WHAT TO DO
Among the entries below, find each line with "Power" and show it.

(Data records for software interfaces)
= Beginning of Section =

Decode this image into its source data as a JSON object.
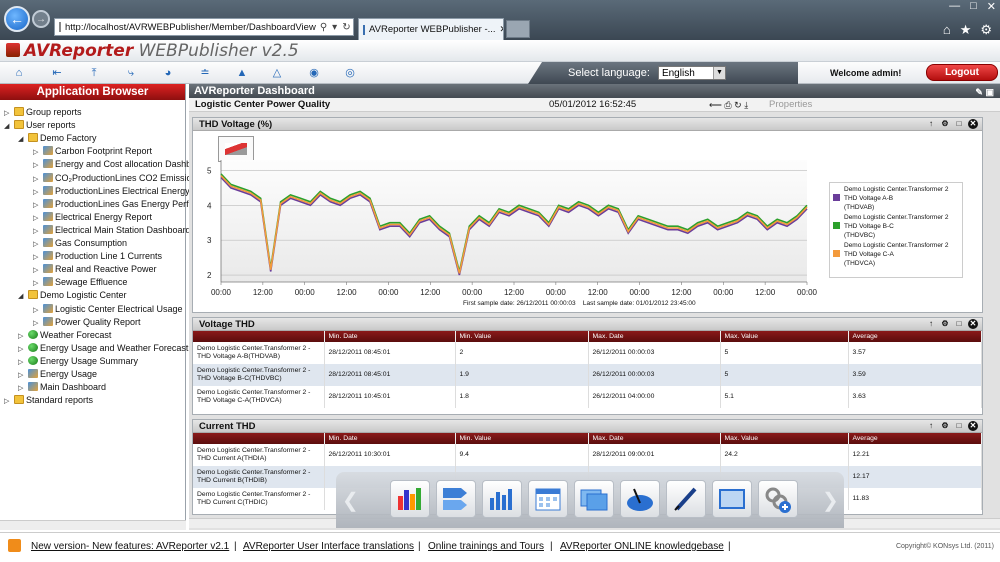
{
  "browser": {
    "url": "http://localhost/AVRWEBPublisher/Member/DashboardView",
    "tab_title": "AVReporter WEBPublisher -..."
  },
  "app": {
    "brand_av": "AVReporter",
    "brand_pub": "WEBPublisher",
    "version": "v2.5"
  },
  "header": {
    "select_language_label": "Select language:",
    "language": "English",
    "welcome": "Welcome  admin!",
    "logout": "Logout"
  },
  "sidebar": {
    "title": "Application Browser",
    "items": [
      {
        "label": "Group reports",
        "depth": 0,
        "expanded": false,
        "icon": "folder-icon"
      },
      {
        "label": "User reports",
        "depth": 0,
        "expanded": true,
        "icon": "folder-icon"
      },
      {
        "label": "Demo Factory",
        "depth": 1,
        "expanded": true,
        "icon": "folder-icon"
      },
      {
        "label": "Carbon Footprint Report",
        "depth": 2,
        "icon": "report-icon"
      },
      {
        "label": "Energy and Cost allocation Dashb",
        "depth": 2,
        "icon": "report-icon"
      },
      {
        "label": "CO₂ProductionLines CO2 Emission",
        "depth": 2,
        "icon": "report-icon"
      },
      {
        "label": "ProductionLines Electrical Energy",
        "depth": 2,
        "icon": "report-icon"
      },
      {
        "label": "ProductionLines Gas Energy Perf",
        "depth": 2,
        "icon": "report-icon"
      },
      {
        "label": "Electrical Energy Report",
        "depth": 2,
        "icon": "report-icon"
      },
      {
        "label": "Electrical Main Station Dashboard",
        "depth": 2,
        "icon": "report-icon"
      },
      {
        "label": "Gas Consumption",
        "depth": 2,
        "icon": "report-icon"
      },
      {
        "label": "Production Line 1 Currents",
        "depth": 2,
        "icon": "report-icon"
      },
      {
        "label": "Real and Reactive Power",
        "depth": 2,
        "icon": "report-icon"
      },
      {
        "label": "Sewage Effluence",
        "depth": 2,
        "icon": "report-icon"
      },
      {
        "label": "Demo Logistic Center",
        "depth": 1,
        "expanded": true,
        "icon": "folder-icon"
      },
      {
        "label": "Logistic Center Electrical Usage",
        "depth": 2,
        "icon": "report-icon"
      },
      {
        "label": "Power Quality Report",
        "depth": 2,
        "icon": "report-icon"
      },
      {
        "label": "Weather Forecast",
        "depth": 1,
        "icon": "globe-icon"
      },
      {
        "label": "Energy Usage and Weather Forecast",
        "depth": 1,
        "icon": "globe-icon"
      },
      {
        "label": "Energy Usage Summary",
        "depth": 1,
        "icon": "globe-icon"
      },
      {
        "label": "Energy Usage",
        "depth": 1,
        "icon": "report-icon"
      },
      {
        "label": "Main Dashboard",
        "depth": 1,
        "icon": "report-icon"
      },
      {
        "label": "Standard reports",
        "depth": 0,
        "icon": "folder-icon"
      }
    ]
  },
  "dashboard": {
    "title": "AVReporter Dashboard",
    "subtitle": "Logistic Center Power Quality",
    "date": "05/01/2012 16:52:45",
    "properties": "Properties"
  },
  "thd_panel": {
    "title": "THD Voltage (%)",
    "first_sample": "First sample date:  26/12/2011 00:00:03",
    "last_sample": "Last sample date:  01/01/2012 23:45:00"
  },
  "chart_data": {
    "type": "line",
    "x_ticks": [
      "00:00",
      "12:00",
      "00:00",
      "12:00",
      "00:00",
      "12:00",
      "00:00",
      "12:00",
      "00:00",
      "12:00",
      "00:00",
      "12:00",
      "00:00",
      "12:00",
      "00:00"
    ],
    "ylim": [
      1.8,
      5.3
    ],
    "y_ticks": [
      "2",
      "3",
      "4",
      "5"
    ],
    "grid": true,
    "legend_placement": "right",
    "series": [
      {
        "name": "Demo Logistic Center.Transformer 2 THD  Voltage A-B (THDVAB)",
        "color": "#6a3d9a",
        "values": [
          4.8,
          4.5,
          4.4,
          4.3,
          4.1,
          2.1,
          4.0,
          4.2,
          4.1,
          4.0,
          4.3,
          4.1,
          4.0,
          4.2,
          4.3,
          4.1,
          3.3,
          3.4,
          3.4,
          3.1,
          3.5,
          3.6,
          3.3,
          3.1,
          2.0,
          3.3,
          3.6,
          3.4,
          3.8,
          3.7,
          3.9,
          3.8,
          3.7,
          3.4,
          3.9,
          3.8,
          4.0,
          3.9,
          3.7,
          3.9,
          3.8,
          3.2,
          3.6,
          3.5,
          3.4,
          3.3,
          3.3,
          3.2,
          3.4,
          3.5,
          3.3,
          3.4,
          3.5,
          3.7,
          3.6,
          3.3,
          3.5,
          3.4,
          3.6,
          3.9
        ]
      },
      {
        "name": "Demo Logistic Center.Transformer 2 THD  Voltage B-C (THDVBC)",
        "color": "#2ca02c",
        "values": [
          4.9,
          4.6,
          4.5,
          4.4,
          4.2,
          2.2,
          4.1,
          4.3,
          4.2,
          4.1,
          4.4,
          4.2,
          4.1,
          4.3,
          4.4,
          4.2,
          3.4,
          3.5,
          3.5,
          3.2,
          3.6,
          3.7,
          3.4,
          3.2,
          2.1,
          3.4,
          3.7,
          3.5,
          3.9,
          3.8,
          4.0,
          3.9,
          3.8,
          3.5,
          4.0,
          3.9,
          4.1,
          4.0,
          3.8,
          4.0,
          3.9,
          3.3,
          3.7,
          3.6,
          3.5,
          3.4,
          3.4,
          3.3,
          3.5,
          3.6,
          3.4,
          3.5,
          3.6,
          3.8,
          3.7,
          3.4,
          3.6,
          3.5,
          3.7,
          4.0
        ]
      },
      {
        "name": "Demo Logistic Center.Transformer 2 THD  Voltage C-A (THDVCA)",
        "color": "#f39a3c",
        "values": [
          4.85,
          4.55,
          4.45,
          4.35,
          4.15,
          2.15,
          4.05,
          4.25,
          4.15,
          4.05,
          4.35,
          4.15,
          4.05,
          4.25,
          4.35,
          4.15,
          3.35,
          3.45,
          3.45,
          3.15,
          3.55,
          3.65,
          3.35,
          3.15,
          2.05,
          3.35,
          3.65,
          3.45,
          3.85,
          3.75,
          3.95,
          3.85,
          3.75,
          3.45,
          3.95,
          3.85,
          4.05,
          3.95,
          3.75,
          3.95,
          3.85,
          3.25,
          3.65,
          3.55,
          3.45,
          3.35,
          3.35,
          3.25,
          3.45,
          3.55,
          3.35,
          3.45,
          3.55,
          3.75,
          3.65,
          3.35,
          3.55,
          3.45,
          3.65,
          3.95
        ]
      }
    ]
  },
  "legend": {
    "s1a": "Demo Logistic Center.Transformer 2",
    "s1b": "THD  Voltage A-B",
    "s1c": "(THDVAB)",
    "s2a": "Demo Logistic Center.Transformer 2",
    "s2b": "THD  Voltage B-C",
    "s2c": "(THDVBC)",
    "s3a": "Demo Logistic Center.Transformer 2",
    "s3b": "THD  Voltage C-A",
    "s3c": "(THDVCA)"
  },
  "voltage_table": {
    "title": "Voltage THD",
    "headers": [
      "",
      "Min. Date",
      "Min. Value",
      "Max. Date",
      "Max. Value",
      "Average"
    ],
    "rows": [
      [
        "Demo Logistic Center.Transformer 2 - THD  Voltage A-B(THDVAB)",
        "28/12/2011 08:45:01",
        "2",
        "26/12/2011 00:00:03",
        "5",
        "3.57"
      ],
      [
        "Demo Logistic Center.Transformer 2 - THD  Voltage B-C(THDVBC)",
        "28/12/2011 08:45:01",
        "1.9",
        "26/12/2011 00:00:03",
        "5",
        "3.59"
      ],
      [
        "Demo Logistic Center.Transformer 2 - THD  Voltage C-A(THDVCA)",
        "28/12/2011 10:45:01",
        "1.8",
        "26/12/2011 04:00:00",
        "5.1",
        "3.63"
      ]
    ]
  },
  "current_table": {
    "title": "Current THD",
    "headers": [
      "",
      "Min. Date",
      "Min. Value",
      "Max. Date",
      "Max. Value",
      "Average"
    ],
    "rows": [
      [
        "Demo Logistic Center.Transformer 2 - THD  Current A(THDIA)",
        "26/12/2011 10:30:01",
        "9.4",
        "28/12/2011 09:00:01",
        "24.2",
        "12.21"
      ],
      [
        "Demo Logistic Center.Transformer 2 - THD  Current B(THDIB)",
        "",
        "",
        "",
        "",
        "12.17"
      ],
      [
        "Demo Logistic Center.Transformer 2 - THD  Current C(THDIC)",
        "",
        "",
        "",
        "",
        "11.83"
      ]
    ]
  },
  "footer": {
    "link1": "New version- New features: AVReporter v2.1",
    "link2": "AVReporter User Interface translations",
    "link3": "Online trainings and Tours",
    "link4": "AVReporter ONLINE knowledgebase",
    "copyright": "Copyright© KONsys Ltd. (2011)"
  }
}
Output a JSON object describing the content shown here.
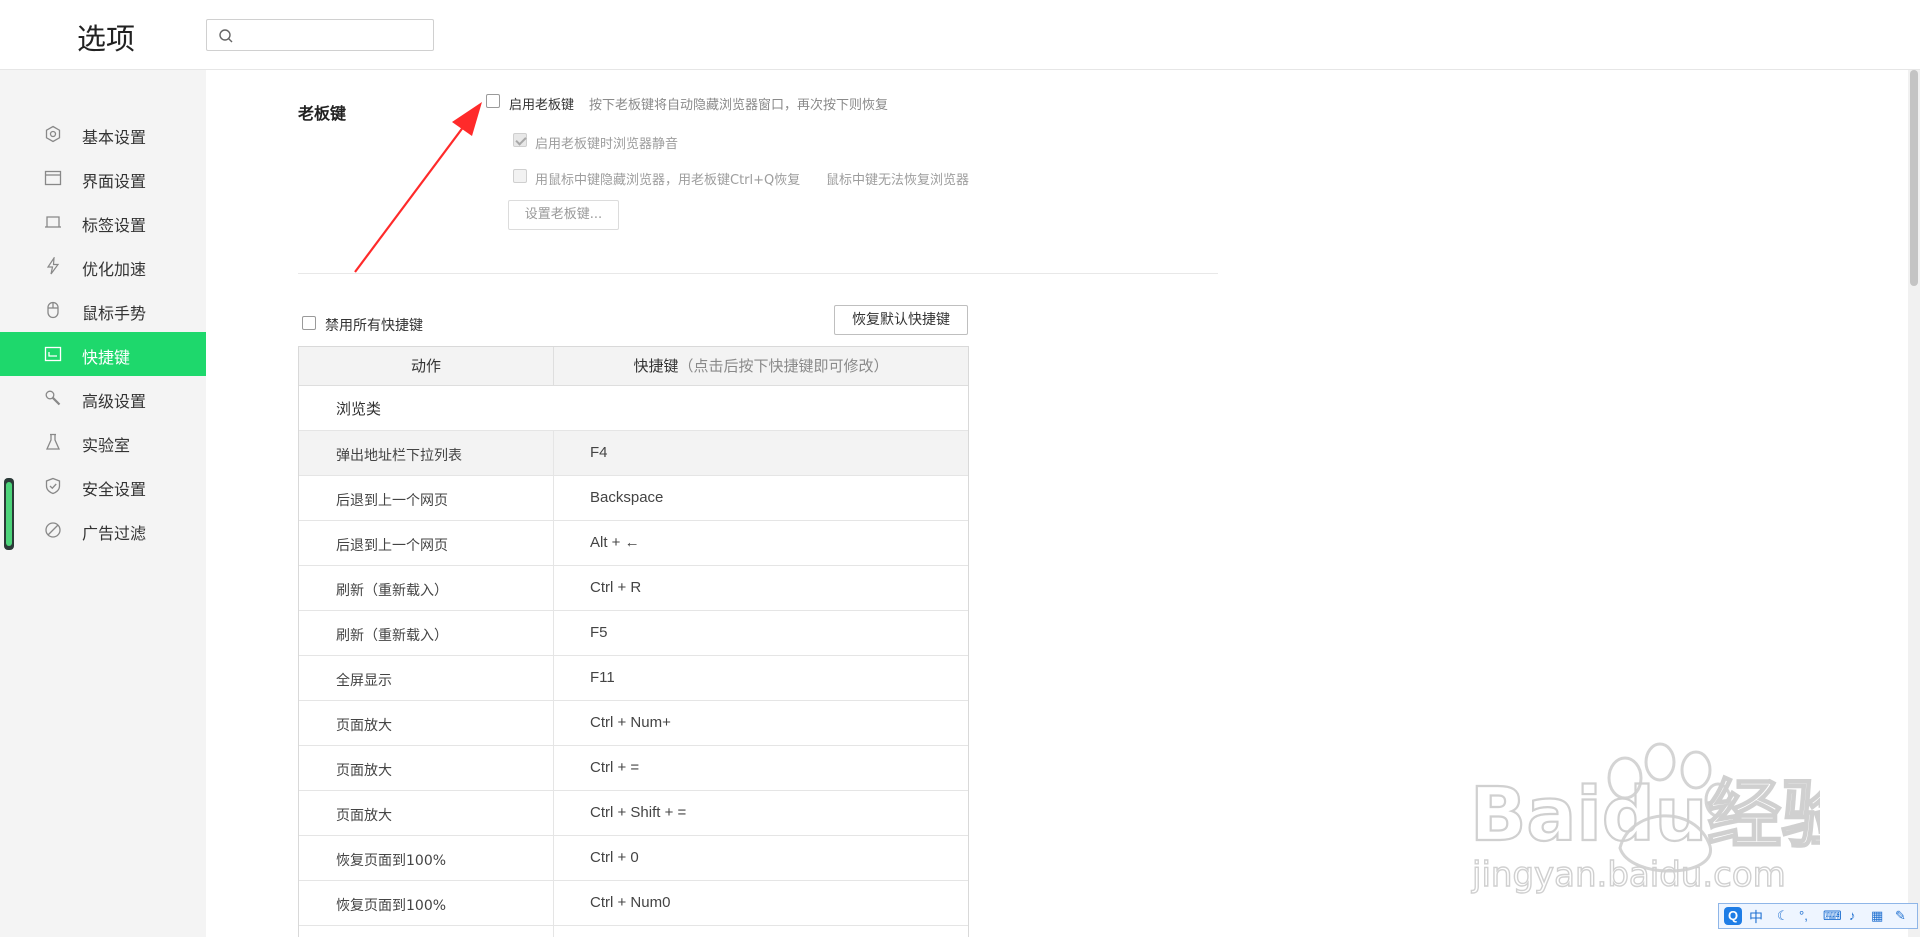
{
  "header": {
    "title": "选项",
    "search": {
      "value": "",
      "placeholder": ""
    }
  },
  "sidebar": {
    "items": [
      {
        "label": "基本设置",
        "icon": "gear-icon"
      },
      {
        "label": "界面设置",
        "icon": "window-icon"
      },
      {
        "label": "标签设置",
        "icon": "tab-icon"
      },
      {
        "label": "优化加速",
        "icon": "lightning-icon"
      },
      {
        "label": "鼠标手势",
        "icon": "mouse-icon"
      },
      {
        "label": "快捷键",
        "icon": "keyboard-icon",
        "active": true
      },
      {
        "label": "高级设置",
        "icon": "wrench-icon"
      },
      {
        "label": "实验室",
        "icon": "flask-icon"
      },
      {
        "label": "安全设置",
        "icon": "shield-icon"
      },
      {
        "label": "广告过滤",
        "icon": "block-icon"
      }
    ],
    "active_color": "#1ed86c"
  },
  "boss_key": {
    "section_title": "老板键",
    "enable_label": "启用老板键",
    "enable_hint": "按下老板键将自动隐藏浏览器窗口，再次按下则恢复",
    "mute_label": "启用老板键时浏览器静音",
    "middle_click_label": "用鼠标中键隐藏浏览器，用老板键Ctrl+Q恢复",
    "middle_click_hint": "鼠标中键无法恢复浏览器",
    "set_button": "设置老板键..."
  },
  "shortcuts": {
    "disable_all_label": "禁用所有快捷键",
    "restore_button": "恢复默认快捷键",
    "col_action": "动作",
    "col_shortcut": "快捷键",
    "col_shortcut_hint": "（点击后按下快捷键即可修改）",
    "group_name": "浏览类",
    "rows": [
      {
        "action": "弹出地址栏下拉列表",
        "key": "F4"
      },
      {
        "action": "后退到上一个网页",
        "key": "Backspace"
      },
      {
        "action": "后退到上一个网页",
        "key": "Alt + ←"
      },
      {
        "action": "刷新（重新载入）",
        "key": "Ctrl + R"
      },
      {
        "action": "刷新（重新载入）",
        "key": "F5"
      },
      {
        "action": "全屏显示",
        "key": "F11"
      },
      {
        "action": "页面放大",
        "key": "Ctrl + Num+"
      },
      {
        "action": "页面放大",
        "key": "Ctrl + ="
      },
      {
        "action": "页面放大",
        "key": "Ctrl + Shift + ="
      },
      {
        "action": "恢复页面到100%",
        "key": "Ctrl + 0"
      },
      {
        "action": "恢复页面到100%",
        "key": "Ctrl + Num0"
      }
    ]
  },
  "watermark": {
    "brand": "Baidu经验",
    "url": "jingyan.baidu.com"
  },
  "ime_toolbar": {
    "logo": "Q",
    "mode": "中"
  },
  "colors": {
    "accent_green": "#1ed86c",
    "annotation_red": "#ff2a2a"
  }
}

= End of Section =

EXERCISE ANSWER
        "label": "Real and Reactive Power",
        "label": "Power Quality Report",
    "subtitle": "Logistic Center Power Quality",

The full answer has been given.